_DATASET RECORDS_
Content starts

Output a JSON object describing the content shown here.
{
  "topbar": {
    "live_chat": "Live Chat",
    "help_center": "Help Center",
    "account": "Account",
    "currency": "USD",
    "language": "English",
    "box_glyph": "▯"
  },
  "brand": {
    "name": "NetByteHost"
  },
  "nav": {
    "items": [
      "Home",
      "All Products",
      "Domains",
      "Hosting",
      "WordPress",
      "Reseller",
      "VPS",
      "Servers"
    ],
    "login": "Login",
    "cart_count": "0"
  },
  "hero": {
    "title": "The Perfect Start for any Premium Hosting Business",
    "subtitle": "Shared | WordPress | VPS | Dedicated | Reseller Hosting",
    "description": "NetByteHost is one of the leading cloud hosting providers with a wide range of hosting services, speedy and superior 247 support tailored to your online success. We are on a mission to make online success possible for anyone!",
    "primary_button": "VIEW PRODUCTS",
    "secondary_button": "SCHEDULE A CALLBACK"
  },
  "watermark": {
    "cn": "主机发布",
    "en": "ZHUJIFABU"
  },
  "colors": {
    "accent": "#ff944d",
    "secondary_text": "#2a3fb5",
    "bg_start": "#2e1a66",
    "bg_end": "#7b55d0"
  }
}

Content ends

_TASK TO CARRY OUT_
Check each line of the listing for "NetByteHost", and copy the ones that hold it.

_SOLUTION TO THIS EXERCISE_
    "name": "NetByteHost"
    "description": "NetByteHost is one of the leading cloud hosting providers with a wide range of hosting services, speedy and superior 247 support tailored to your online success. We are on a mission to make online success possible for anyone!",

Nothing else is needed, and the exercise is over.